Queen’s Gambit Review


Graphic by Deana Chefchis ’21

Noor Ali '23, Writer
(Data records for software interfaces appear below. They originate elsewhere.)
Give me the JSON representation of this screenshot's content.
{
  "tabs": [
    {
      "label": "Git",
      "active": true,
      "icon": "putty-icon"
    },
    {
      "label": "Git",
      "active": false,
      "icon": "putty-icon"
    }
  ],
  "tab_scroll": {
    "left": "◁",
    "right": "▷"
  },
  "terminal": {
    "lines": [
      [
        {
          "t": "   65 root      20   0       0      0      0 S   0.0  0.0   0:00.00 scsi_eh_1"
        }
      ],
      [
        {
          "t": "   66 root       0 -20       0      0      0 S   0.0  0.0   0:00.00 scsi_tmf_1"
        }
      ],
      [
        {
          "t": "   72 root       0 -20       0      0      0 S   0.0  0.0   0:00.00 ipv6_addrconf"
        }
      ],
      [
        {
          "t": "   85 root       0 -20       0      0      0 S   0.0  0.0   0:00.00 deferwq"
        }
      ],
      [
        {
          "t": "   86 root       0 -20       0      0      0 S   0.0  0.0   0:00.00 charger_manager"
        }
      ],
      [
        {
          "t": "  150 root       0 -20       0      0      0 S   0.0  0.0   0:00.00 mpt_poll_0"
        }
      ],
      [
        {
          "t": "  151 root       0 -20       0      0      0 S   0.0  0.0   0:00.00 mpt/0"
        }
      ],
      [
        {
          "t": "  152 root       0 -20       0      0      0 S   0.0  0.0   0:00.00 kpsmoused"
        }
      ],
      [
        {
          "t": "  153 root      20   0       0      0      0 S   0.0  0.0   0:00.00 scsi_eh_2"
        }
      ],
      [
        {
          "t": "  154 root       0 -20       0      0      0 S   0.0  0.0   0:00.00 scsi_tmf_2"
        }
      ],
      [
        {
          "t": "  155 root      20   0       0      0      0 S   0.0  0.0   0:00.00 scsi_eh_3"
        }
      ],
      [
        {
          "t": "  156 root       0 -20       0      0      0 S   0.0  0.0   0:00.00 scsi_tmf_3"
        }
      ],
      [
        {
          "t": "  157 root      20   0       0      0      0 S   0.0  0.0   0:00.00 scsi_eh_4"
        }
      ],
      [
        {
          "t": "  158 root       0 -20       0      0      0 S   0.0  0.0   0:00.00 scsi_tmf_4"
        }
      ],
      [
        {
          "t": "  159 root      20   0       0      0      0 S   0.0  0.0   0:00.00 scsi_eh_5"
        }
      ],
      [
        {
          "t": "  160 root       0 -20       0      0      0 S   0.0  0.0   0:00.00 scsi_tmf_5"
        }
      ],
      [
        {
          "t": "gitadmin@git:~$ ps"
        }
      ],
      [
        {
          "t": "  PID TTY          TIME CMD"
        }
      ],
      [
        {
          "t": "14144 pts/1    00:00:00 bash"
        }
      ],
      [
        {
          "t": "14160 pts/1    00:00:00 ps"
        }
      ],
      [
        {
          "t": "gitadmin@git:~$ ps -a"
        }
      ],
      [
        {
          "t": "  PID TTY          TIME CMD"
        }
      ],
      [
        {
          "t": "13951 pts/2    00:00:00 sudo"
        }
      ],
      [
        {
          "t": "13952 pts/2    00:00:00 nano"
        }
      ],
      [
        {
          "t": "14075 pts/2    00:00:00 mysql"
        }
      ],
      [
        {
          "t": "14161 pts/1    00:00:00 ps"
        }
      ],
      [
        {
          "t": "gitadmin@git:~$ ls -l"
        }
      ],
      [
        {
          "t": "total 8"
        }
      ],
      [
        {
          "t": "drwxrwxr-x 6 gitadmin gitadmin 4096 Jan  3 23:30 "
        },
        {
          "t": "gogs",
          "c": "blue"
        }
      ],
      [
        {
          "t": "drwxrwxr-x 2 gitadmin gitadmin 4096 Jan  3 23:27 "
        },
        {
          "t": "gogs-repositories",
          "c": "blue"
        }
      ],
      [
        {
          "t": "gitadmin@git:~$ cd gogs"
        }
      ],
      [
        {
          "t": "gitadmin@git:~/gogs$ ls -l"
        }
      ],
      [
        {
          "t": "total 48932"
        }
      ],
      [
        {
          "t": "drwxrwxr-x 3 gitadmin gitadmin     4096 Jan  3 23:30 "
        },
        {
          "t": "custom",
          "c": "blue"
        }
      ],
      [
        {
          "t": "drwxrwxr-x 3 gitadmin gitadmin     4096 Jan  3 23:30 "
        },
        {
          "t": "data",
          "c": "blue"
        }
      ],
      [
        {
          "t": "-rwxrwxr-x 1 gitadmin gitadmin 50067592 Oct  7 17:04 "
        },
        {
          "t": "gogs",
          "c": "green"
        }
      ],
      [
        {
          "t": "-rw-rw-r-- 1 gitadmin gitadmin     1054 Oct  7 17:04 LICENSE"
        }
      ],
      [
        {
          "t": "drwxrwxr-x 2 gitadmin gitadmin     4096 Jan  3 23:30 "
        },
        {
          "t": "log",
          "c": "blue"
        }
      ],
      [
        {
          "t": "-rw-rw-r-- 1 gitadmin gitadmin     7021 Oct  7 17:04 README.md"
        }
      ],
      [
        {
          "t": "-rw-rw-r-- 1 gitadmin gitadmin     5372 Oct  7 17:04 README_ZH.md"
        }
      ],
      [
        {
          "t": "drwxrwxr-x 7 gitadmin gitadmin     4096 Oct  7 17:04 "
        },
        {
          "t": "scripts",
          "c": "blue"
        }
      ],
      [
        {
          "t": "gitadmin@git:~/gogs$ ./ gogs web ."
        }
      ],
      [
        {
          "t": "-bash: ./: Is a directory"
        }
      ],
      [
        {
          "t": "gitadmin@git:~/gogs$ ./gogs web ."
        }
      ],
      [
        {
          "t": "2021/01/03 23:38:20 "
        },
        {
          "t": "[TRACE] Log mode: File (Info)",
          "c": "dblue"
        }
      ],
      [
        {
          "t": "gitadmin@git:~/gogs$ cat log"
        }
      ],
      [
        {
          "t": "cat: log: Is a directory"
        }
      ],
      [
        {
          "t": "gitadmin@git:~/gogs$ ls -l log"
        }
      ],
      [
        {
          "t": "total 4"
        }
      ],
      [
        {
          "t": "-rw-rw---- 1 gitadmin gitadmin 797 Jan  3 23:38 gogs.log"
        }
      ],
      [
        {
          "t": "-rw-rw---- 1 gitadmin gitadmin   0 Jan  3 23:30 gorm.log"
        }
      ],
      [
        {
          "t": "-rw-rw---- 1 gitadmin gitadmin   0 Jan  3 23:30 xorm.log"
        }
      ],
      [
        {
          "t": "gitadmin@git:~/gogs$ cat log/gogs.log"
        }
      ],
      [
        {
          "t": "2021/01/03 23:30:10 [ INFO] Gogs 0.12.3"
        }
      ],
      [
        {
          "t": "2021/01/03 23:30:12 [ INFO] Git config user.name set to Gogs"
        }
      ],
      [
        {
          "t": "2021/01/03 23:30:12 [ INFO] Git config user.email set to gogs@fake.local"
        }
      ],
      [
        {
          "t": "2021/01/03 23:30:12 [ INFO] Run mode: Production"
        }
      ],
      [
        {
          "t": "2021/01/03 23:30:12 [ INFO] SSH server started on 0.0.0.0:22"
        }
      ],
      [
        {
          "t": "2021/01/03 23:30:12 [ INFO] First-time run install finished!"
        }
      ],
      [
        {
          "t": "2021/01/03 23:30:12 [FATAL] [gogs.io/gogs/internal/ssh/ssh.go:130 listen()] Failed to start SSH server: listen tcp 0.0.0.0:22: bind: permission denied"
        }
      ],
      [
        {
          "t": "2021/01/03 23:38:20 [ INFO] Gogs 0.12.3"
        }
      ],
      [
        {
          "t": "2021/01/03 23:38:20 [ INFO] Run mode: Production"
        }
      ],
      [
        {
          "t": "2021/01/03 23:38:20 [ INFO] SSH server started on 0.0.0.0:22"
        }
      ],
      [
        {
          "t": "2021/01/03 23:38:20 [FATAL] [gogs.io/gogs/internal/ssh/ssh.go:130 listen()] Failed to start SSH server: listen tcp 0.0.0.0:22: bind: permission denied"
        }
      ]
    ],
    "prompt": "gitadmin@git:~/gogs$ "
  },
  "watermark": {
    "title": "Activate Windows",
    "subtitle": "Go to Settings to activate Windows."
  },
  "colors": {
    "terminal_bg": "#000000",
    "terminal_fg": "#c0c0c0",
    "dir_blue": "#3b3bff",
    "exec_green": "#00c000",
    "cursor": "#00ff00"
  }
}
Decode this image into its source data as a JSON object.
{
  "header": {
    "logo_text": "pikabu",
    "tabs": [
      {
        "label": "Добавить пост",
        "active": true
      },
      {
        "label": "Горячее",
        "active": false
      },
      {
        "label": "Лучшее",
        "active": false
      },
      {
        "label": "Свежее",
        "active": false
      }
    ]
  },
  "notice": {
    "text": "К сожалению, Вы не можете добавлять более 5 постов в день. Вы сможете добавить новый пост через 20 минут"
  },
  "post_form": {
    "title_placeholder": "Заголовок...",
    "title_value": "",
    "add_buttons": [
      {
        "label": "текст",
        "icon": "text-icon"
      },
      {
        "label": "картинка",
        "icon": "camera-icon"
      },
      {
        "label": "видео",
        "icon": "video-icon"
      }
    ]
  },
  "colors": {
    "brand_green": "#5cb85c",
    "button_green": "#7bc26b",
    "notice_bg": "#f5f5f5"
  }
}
On paper, Netflix’s The Queen’s Gambit should not have been Netflix’s most-watched limited series of all time—it doesn’t contain the typical character tropes of today’s most popular shows. Yet, it amassed 62 million views in only its first month and is most certainly Netflix’s biggest fall hit. So what drew viewers to The Queen’s Gambit?
Based on a 1983 novel by Walter Tevis, the cerebral drama is a period piece set in the 1960s that follows orphaned Beth Harmon as she rises to international chess prestige. Starring Anya Taylor-Joy, the beginning episodes follow newly orphaned Beth as she leads a new life at the Methuen House, an orphanage. From the beginning, Beth’s blank stare and quiet nature casts her as undeniably strange. The orphanage hands out green pills they call vitamins for the girl’s “dispositions.” These pills are actually child tranquilizers, and Beth’s growing dependence on them follows her long after she leaves the orphanage. While at the Methuen House, Beth finds solace in the basement with a man called Mr. Shaibel, who teaches her the game of chess. Beth’s prodigious chess talent is intensified by the high of her tranquilizers. Once she is adopted, her world shifts from the subdued walls and uniforms of the orphanage to the suburban world of Kentucky. Behind the walls of her high schools, Beth quickly finds her footing in the world of competitive chess. She is soon on the brink of chess fame, all the while nursing her abuse of the green pills. Beth begins international competition—immersing herself in the male-dominated world of chess, and in turn she amasses international recognition. Although Beth most definitely exhibits phenomenal talent, she is female—a fact that seems to outshine her skill. Beth is often alone, and it is in these moments when Anya Taylor-Joy’s performance truly shines. Through her facial expressions and movement, Taylor-Joy is able to depict not only the reality of addiction, but the great difficulty of rehabilitation.
The cerebral game of chess does not seem enthralling or lively. Truth be told, most would not expect a board of 64 squares to inspire the excellence of The Queen’s Gambit. And yet, the show’s seven episodes are far from a bore. The answer to the show’s popularity lies in its immersion of its narrative. Anya Taylor-Joy’s ruminative performance coupled with the vintage aesthetic of The Queen’s Gambit creates a truly binge-worthy show. Through the miniseries, the viewer learns to understand Beth and her genius—which risks being undercut by her debilitating addiction. The Queen’s Gambit is every bit as enthralling as the reviews suggest, and the show is truly an immersive experience.